Well, a few people already mentioned the books and authors I was going to recommend, but I want to make a few comments. When you are getting into "advanced" Wiccan studies, I wouldn't limit yourself to specifically Wiccan books. Read the books and authors that influenced and inspired Wicca, as well as history, mythology, psychology, and anthropology -- all of these subjects give you a deeper understanding of Magick and ritual. Also, dig up some older books if you can find them. The previous generation had a bit of a different take on these things.
I like _Bonewits' Complete Guide to Wicca and Wtichcraft_, by Isaac Bonewits. His _Real Magic_ is also an excellent book to read for magickal theory. Isaac actually is Wiccan, as well as being a Druid -- I think he's a 3rd degree Gardnerian. As a matter of fact, he used to be married to Deborah Lipp.
I also like the Farrars. They're considered "advanced" now, but when those books came out, they were 101. I put Doreen Valiente on the same level. Her books are always worth the read. Valiente actually helped Gardner develope the Wiccan rituals.
Read Gardner -- _High Magic's Aid_, _Witchcraft Today_, _The Meaning of Witchcraft_. These are the books that started the Craft. Sadly, they are all too often ignored. Read Crowley as well -- while he wasn't Wiccan by today's standards, there is some speculation that he helped (or at least encouraged) Gardner to start Wicca. At the very least, most of Gardner's rituals contain some passages from Crowley.
Read books on Neopagan history -- Margot Adler's _Drawing Down the Moon_, T. M. Luhrmann's _Persuasions of the Witch's Craft_, and Ronald Hutton's _The Triumph of the Moon_.
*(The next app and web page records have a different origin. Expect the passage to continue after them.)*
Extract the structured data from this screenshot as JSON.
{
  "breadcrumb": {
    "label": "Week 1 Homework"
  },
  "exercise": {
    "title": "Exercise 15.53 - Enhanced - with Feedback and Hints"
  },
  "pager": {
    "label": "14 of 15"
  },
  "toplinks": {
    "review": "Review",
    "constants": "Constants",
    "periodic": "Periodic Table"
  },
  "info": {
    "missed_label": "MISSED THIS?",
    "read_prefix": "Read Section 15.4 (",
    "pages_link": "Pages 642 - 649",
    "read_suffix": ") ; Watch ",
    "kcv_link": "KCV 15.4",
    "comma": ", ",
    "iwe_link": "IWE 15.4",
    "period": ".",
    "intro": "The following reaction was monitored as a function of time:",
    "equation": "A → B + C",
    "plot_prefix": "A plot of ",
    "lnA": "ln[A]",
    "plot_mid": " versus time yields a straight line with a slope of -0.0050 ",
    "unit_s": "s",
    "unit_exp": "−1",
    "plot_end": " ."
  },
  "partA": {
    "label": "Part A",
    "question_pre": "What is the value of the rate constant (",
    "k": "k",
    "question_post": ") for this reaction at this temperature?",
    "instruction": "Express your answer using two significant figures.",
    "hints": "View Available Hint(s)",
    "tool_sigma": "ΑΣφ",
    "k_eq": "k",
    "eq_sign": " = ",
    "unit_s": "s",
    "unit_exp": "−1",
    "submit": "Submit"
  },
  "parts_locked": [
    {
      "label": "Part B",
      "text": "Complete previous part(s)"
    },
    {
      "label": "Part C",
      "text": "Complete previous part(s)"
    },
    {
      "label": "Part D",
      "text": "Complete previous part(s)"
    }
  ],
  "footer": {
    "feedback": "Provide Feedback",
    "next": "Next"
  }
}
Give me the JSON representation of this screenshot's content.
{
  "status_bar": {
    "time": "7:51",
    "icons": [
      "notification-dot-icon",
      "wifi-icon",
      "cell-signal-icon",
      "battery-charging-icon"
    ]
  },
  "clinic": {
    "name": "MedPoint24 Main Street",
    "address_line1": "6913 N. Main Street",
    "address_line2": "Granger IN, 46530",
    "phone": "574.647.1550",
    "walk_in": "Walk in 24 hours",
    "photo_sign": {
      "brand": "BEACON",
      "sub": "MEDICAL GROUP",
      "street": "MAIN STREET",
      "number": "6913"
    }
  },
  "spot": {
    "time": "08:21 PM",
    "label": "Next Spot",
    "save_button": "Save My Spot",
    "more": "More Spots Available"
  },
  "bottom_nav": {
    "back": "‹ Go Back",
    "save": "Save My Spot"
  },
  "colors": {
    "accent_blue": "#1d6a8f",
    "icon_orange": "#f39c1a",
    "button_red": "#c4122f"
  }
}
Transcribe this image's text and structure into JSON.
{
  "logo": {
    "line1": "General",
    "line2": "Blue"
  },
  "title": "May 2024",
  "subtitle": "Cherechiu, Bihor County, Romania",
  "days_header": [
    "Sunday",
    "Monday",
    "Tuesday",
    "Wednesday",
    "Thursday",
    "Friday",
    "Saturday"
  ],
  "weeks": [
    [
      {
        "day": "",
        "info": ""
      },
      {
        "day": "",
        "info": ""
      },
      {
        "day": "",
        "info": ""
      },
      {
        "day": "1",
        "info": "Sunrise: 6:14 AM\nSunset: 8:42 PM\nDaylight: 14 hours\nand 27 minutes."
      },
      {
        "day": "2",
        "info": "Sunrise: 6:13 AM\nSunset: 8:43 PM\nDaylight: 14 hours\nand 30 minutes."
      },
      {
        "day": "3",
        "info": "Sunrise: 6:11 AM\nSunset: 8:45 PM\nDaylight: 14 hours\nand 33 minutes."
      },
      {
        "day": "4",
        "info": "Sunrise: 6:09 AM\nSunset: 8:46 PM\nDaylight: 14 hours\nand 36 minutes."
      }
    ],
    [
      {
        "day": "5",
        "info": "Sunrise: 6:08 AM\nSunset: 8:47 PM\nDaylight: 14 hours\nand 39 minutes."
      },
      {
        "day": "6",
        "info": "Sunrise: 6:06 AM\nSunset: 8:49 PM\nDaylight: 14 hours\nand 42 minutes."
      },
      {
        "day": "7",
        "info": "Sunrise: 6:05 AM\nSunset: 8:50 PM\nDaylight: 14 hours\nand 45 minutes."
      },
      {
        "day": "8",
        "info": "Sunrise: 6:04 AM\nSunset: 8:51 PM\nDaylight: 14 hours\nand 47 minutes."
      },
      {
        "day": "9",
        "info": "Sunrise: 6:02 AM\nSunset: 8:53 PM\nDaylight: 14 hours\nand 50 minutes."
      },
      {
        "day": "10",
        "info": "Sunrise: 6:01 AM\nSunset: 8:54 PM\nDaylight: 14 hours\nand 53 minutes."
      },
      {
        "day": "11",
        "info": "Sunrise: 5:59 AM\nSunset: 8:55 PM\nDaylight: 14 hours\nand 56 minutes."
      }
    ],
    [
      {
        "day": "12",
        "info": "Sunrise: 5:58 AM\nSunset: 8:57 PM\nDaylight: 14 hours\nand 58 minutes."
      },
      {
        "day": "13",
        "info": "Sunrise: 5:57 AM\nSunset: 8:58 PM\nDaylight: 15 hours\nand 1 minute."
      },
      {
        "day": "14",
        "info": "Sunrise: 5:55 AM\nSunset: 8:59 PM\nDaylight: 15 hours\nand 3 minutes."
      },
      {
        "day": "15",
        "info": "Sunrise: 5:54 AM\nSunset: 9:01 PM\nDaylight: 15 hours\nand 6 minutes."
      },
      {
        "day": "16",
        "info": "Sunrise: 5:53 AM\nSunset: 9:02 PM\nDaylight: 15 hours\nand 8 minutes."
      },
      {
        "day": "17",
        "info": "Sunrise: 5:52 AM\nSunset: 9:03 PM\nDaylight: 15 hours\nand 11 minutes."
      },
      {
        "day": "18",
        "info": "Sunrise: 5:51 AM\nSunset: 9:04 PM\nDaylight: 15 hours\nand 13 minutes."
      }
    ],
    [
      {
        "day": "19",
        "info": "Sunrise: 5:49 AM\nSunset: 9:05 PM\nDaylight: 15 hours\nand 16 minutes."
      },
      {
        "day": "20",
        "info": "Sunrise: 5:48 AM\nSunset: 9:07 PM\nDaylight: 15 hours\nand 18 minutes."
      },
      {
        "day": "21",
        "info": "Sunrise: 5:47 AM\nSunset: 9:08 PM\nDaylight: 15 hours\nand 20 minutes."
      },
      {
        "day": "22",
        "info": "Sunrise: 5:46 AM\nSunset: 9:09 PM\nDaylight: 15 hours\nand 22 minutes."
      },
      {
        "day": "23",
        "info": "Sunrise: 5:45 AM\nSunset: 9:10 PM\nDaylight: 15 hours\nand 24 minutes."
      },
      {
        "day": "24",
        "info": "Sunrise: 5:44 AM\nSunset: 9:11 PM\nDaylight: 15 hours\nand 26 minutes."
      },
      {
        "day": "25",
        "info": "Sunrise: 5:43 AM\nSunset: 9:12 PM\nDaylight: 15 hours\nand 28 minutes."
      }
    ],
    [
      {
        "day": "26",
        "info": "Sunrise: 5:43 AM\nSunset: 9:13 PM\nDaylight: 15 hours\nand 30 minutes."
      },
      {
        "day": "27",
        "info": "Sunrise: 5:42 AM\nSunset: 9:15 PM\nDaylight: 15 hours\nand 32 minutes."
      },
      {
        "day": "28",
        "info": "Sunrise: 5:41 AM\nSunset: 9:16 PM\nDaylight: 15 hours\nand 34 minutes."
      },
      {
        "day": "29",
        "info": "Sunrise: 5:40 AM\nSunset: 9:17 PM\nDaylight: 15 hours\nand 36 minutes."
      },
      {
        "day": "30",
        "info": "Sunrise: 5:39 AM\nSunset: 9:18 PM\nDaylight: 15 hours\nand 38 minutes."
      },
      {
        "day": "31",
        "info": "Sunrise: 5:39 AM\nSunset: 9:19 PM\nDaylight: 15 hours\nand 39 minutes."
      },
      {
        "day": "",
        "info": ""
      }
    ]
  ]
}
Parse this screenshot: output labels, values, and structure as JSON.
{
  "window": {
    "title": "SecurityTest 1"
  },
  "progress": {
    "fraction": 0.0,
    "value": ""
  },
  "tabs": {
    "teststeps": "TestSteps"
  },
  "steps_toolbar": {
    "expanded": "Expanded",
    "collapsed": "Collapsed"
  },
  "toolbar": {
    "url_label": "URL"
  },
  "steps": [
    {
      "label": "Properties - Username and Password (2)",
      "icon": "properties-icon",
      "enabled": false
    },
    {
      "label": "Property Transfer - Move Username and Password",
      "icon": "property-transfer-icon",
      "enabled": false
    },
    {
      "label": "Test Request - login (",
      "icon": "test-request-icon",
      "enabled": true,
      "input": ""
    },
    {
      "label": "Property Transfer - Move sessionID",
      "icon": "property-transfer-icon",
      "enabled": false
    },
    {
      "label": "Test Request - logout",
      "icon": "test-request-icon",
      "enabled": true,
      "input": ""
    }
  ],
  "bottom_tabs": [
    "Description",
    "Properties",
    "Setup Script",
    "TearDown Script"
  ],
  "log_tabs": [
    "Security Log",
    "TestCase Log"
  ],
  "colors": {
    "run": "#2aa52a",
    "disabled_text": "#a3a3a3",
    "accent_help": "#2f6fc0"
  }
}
Read the books that inspired Wicca -- _The Key of Solomon_, Crowley's _Book of the Law_, Leland's _Aradia_, Margaret Murray's _A Witch Cult in Western Europe_, Robert Graves' _The White Goddess_. Also, study the mythology of the Celts, Norse, Greeks, Romans, Egyptians, and Sumerians.
Read Anthropology and Comparative Religion, particularly _The Rites of Passage_, by Arnold Van Gennep, _The Ritual Process_, by Victor Turner, _Shamanism, Archaic Techniques of Ecstasy, by Mircea Eliade, _Hero with a Thousand Faces_, Joseph Campbell, and just about anything by Carl Jung.
And, while it is true that study should not replace practice, your practice can and will be enhanced through scholarship.
I've been at this a while
· 1 decade ago